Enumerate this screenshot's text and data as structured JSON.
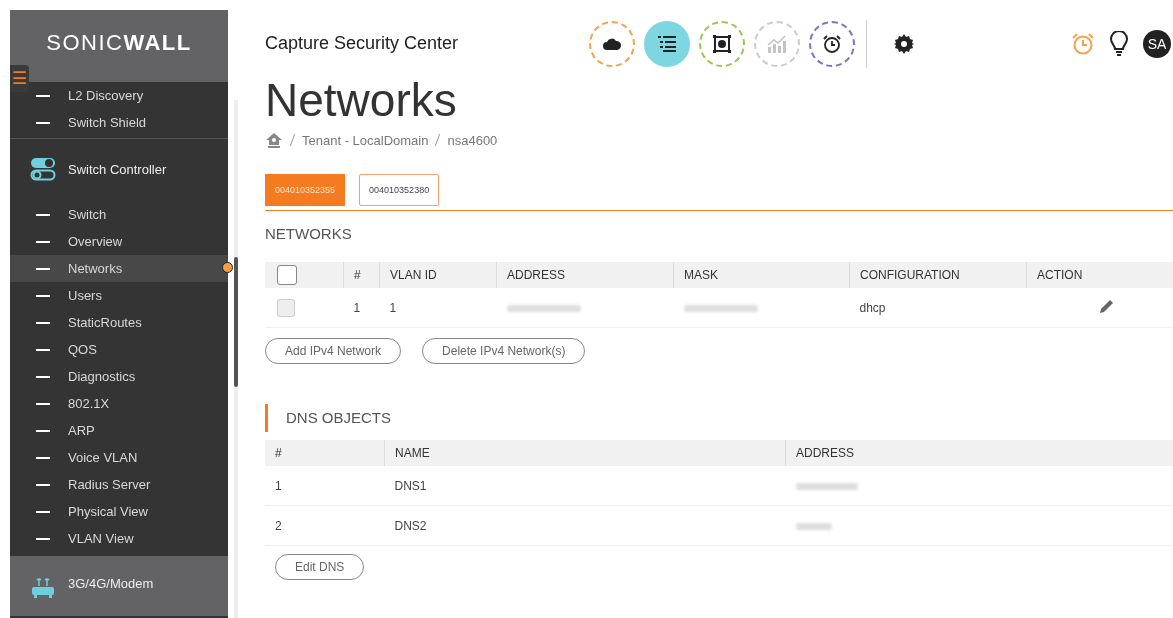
{
  "sidebar": {
    "logo": "SONIC**WALL**",
    "menu_icon": "☰",
    "items": [
      {
        "kind": "sub",
        "label": "L2 Discovery",
        "selected": false
      },
      {
        "kind": "sub",
        "label": "Switch Shield",
        "selected": false
      },
      {
        "kind": "group",
        "label": "Switch Controller",
        "selected": false
      },
      {
        "kind": "sub",
        "label": "Switch",
        "selected": false
      },
      {
        "kind": "sub",
        "label": "Overview",
        "selected": false
      },
      {
        "kind": "sub",
        "label": "Networks",
        "selected": true
      },
      {
        "kind": "sub",
        "label": "Users",
        "selected": false
      },
      {
        "kind": "sub",
        "label": "StaticRoutes",
        "selected": false
      },
      {
        "kind": "sub",
        "label": "QOS",
        "selected": false
      },
      {
        "kind": "sub",
        "label": "Diagnostics",
        "selected": false
      },
      {
        "kind": "sub",
        "label": "802.1X",
        "selected": false
      },
      {
        "kind": "sub",
        "label": "ARP",
        "selected": false
      },
      {
        "kind": "sub",
        "label": "Voice VLAN",
        "selected": false
      },
      {
        "kind": "sub",
        "label": "Radius Server",
        "selected": false
      },
      {
        "kind": "sub",
        "label": "Physical View",
        "selected": false
      },
      {
        "kind": "sub",
        "label": "VLAN View",
        "selected": false
      },
      {
        "kind": "modem",
        "label": "3G/4G/Modem",
        "selected": false
      }
    ]
  },
  "header": {
    "title": "Capture Security Center",
    "nav_icons": [
      {
        "kind": "cloud",
        "color": "#f7a14a",
        "selected": false
      },
      {
        "kind": "list",
        "color": "#7dd6e0",
        "selected": true
      },
      {
        "kind": "report",
        "color": "#9cc653",
        "selected": false
      },
      {
        "kind": "chart",
        "color": "#cccccc",
        "selected": false
      },
      {
        "kind": "clock",
        "color": "#7b73c4",
        "selected": false
      }
    ],
    "avatar": "SA"
  },
  "page": {
    "title": "Networks",
    "breadcrumb": [
      "Tenant - LocalDomain",
      "nsa4600"
    ],
    "tabs": [
      {
        "label": "004010352355",
        "selected": true
      },
      {
        "label": "004010352380",
        "selected": false
      }
    ],
    "networks": {
      "title": "NETWORKS",
      "header_checkbox": {
        "checked": false
      },
      "columns": [
        "#",
        "VLAN ID",
        "ADDRESS",
        "MASK",
        "CONFIGURATION",
        "ACTION"
      ],
      "rows": [
        {
          "checked": false,
          "index": "1",
          "vlan_id": "1",
          "configuration": "dhcp"
        }
      ],
      "buttons": [
        "Add IPv4 Network",
        "Delete IPv4 Network(s)"
      ]
    },
    "dns": {
      "title": "DNS OBJECTS",
      "columns": [
        "#",
        "NAME",
        "ADDRESS"
      ],
      "rows": [
        {
          "index": "1",
          "name": "DNS1"
        },
        {
          "index": "2",
          "name": "DNS2"
        }
      ],
      "button": "Edit DNS"
    }
  }
}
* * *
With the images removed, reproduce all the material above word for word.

Enumerate this screenshot's text and data as structured JSON.
{
  "sidebar": {
    "logo": "SONIC**WALL**",
    "menu_icon": "☰",
    "items": [
      {
        "kind": "sub",
        "label": "L2 Discovery",
        "selected": false
      },
      {
        "kind": "sub",
        "label": "Switch Shield",
        "selected": false
      },
      {
        "kind": "group",
        "label": "Switch Controller",
        "selected": false
      },
      {
        "kind": "sub",
        "label": "Switch",
        "selected": false
      },
      {
        "kind": "sub",
        "label": "Overview",
        "selected": false
      },
      {
        "kind": "sub",
        "label": "Networks",
        "selected": true
      },
      {
        "kind": "sub",
        "label": "Users",
        "selected": false
      },
      {
        "kind": "sub",
        "label": "StaticRoutes",
        "selected": false
      },
      {
        "kind": "sub",
        "label": "QOS",
        "selected": false
      },
      {
        "kind": "sub",
        "label": "Diagnostics",
        "selected": false
      },
      {
        "kind": "sub",
        "label": "802.1X",
        "selected": false
      },
      {
        "kind": "sub",
        "label": "ARP",
        "selected": false
      },
      {
        "kind": "sub",
        "label": "Voice VLAN",
        "selected": false
      },
      {
        "kind": "sub",
        "label": "Radius Server",
        "selected": false
      },
      {
        "kind": "sub",
        "label": "Physical View",
        "selected": false
      },
      {
        "kind": "sub",
        "label": "VLAN View",
        "selected": false
      },
      {
        "kind": "modem",
        "label": "3G/4G/Modem",
        "selected": false
      }
    ]
  },
  "header": {
    "title": "Capture Security Center",
    "nav_icons": [
      {
        "kind": "cloud",
        "color": "#f7a14a",
        "selected": false
      },
      {
        "kind": "list",
        "color": "#7dd6e0",
        "selected": true
      },
      {
        "kind": "report",
        "color": "#9cc653",
        "selected": false
      },
      {
        "kind": "chart",
        "color": "#cccccc",
        "selected": false
      },
      {
        "kind": "clock",
        "color": "#7b73c4",
        "selected": false
      }
    ],
    "avatar": "SA"
  },
  "page": {
    "title": "Networks",
    "breadcrumb": [
      "Tenant - LocalDomain",
      "nsa4600"
    ],
    "tabs": [
      {
        "label": "004010352355",
        "selected": true
      },
      {
        "label": "004010352380",
        "selected": false
      }
    ],
    "networks": {
      "title": "NETWORKS",
      "header_checkbox": {
        "checked": false
      },
      "columns": [
        "#",
        "VLAN ID",
        "ADDRESS",
        "MASK",
        "CONFIGURATION",
        "ACTION"
      ],
      "rows": [
        {
          "checked": false,
          "index": "1",
          "vlan_id": "1",
          "configuration": "dhcp"
        }
      ],
      "buttons": [
        "Add IPv4 Network",
        "Delete IPv4 Network(s)"
      ]
    },
    "dns": {
      "title": "DNS OBJECTS",
      "columns": [
        "#",
        "NAME",
        "ADDRESS"
      ],
      "rows": [
        {
          "index": "1",
          "name": "DNS1"
        },
        {
          "index": "2",
          "name": "DNS2"
        }
      ],
      "button": "Edit DNS"
    }
  }
}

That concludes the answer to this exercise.